India’s largest mobile operators agree $14.5bn infrastructure merger

Financial Times

Union will create biggest telecoms tower business outside China

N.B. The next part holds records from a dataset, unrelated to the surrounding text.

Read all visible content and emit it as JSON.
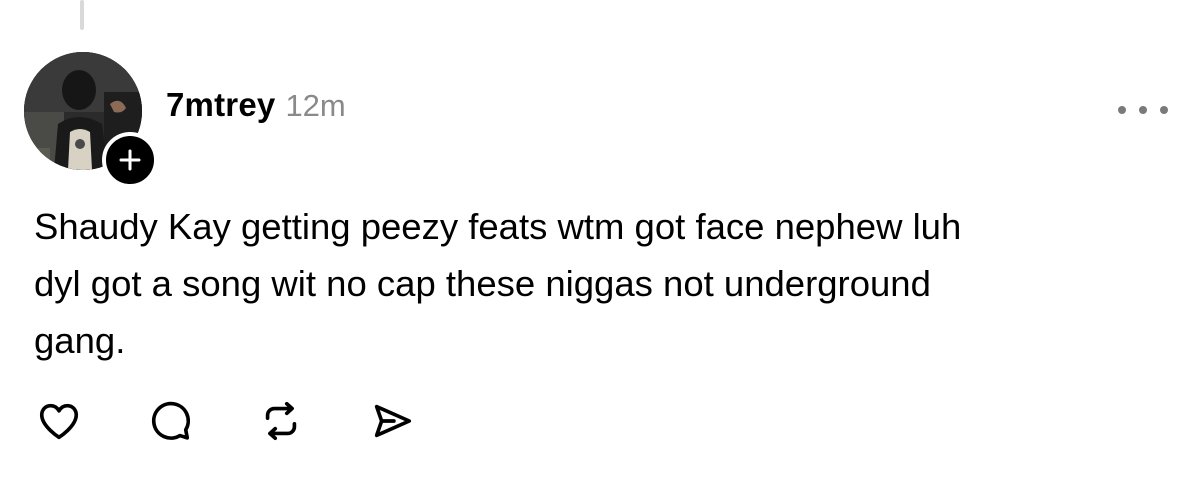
{
  "post": {
    "username": "7mtrey",
    "timestamp": "12m",
    "text_lines": [
      "Shaudy Kay getting peezy feats wtm got face nephew luh",
      "dyl got a song wit no cap these niggas not underground",
      "gang."
    ]
  },
  "icons": {
    "follow": "plus-icon",
    "more": "more-horizontal-icon",
    "like": "heart-icon",
    "reply": "comment-icon",
    "repost": "repost-icon",
    "share": "send-icon"
  },
  "colors": {
    "text": "#000000",
    "muted": "#8a8a8a",
    "thread_line": "#d9d9d9",
    "badge": "#000000"
  }
}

Simon Mundy in Mumbai 9 HOURS AGO 
India’s largest mobile operators have agreed a $14.5bn merger of infrastructure assets that will create the biggest telecoms tower business outside China. It comes as financial pressure increases due to a price war with newcomer Reliance Jio.
The merger between Bharti Infratel and Indus Towers will create a business with 163,000 towers, controlled by Bharti Airtel and Vodafone, the country’s two largest mobile operators by subscriber numbers. The deal terms, announced on Wednesday, give the merged entity an equity value of Rs965bn ($14.5bn).
The agreement follows signs of growing financial strain among the incumbent operators, which have lost market share to Reliance Jio, backed by billionaire tycoon Mukesh Ambani. The new mobile phone operator has attracted more than 170m customers by offering cut-price mobile data packages.
Indus Towers was formed in 2007 as a joint venture between Airtel and UK-based Vodafone — each of which holds a 42 per cent stake — along with Idea Cellular, the third-largest operator, and US fund manager Providence Equity Partners. Airtel, which owns the majority of Infratel, will own more than a third of the merged entity, with Vodafone holding more than a quarter. 
While the new company will take the name of Indus Towers, it will assume Infratel’s stock exchange listing. Chris Lane, an analyst at Bernstein, said this would prepare the way for Airtel and Vodafone to sell down their stakes to raise cash, although he added that they were likely to wait for the industry’s operating performance to improve in the hope of realising a higher valuation. 
Idea — backed by the Aditya Birla conglomerate — has the option of selling its 11.2 per cent stake in Indus before the merger’s completion, and Mr Lane said it was likely to do so. “Idea needs the money,” he said.
Idea, which is in the process of merging with Vodafone India, has been the worst-performing large operator since Jio’s arrival, reporting a net loss of Rs13.6bn in the last three months of 2017. In January Idea announced plans to raise Rs67.5bn in new equity, in a bid to reduce its debt to levels that met the merger terms.
Airtel, meanwhile, on Tuesday reported an 82 per cent fall in quarterly earnings for the first three months of this year. Revenue at the core Indian mobile business fell 20 per cent from a year earlier to Rs103.5bn, with Airtel pointing to “heightened financial stress across the industry led by continued below-cost pricing from the new operator”.
Jio was likely to raise its tariffs when it had reached a certain level of market share, but this did not appear imminent, Mr Lane said. “I think we have at least a year before things start to look better.”
​Clarity on the future of its investment​ in Indus could help smooth the path towards Vodafone’s proposed buyout of Liberty Global’s cable assets in Germany and eastern Europe, which are valued at about €​17bn. ​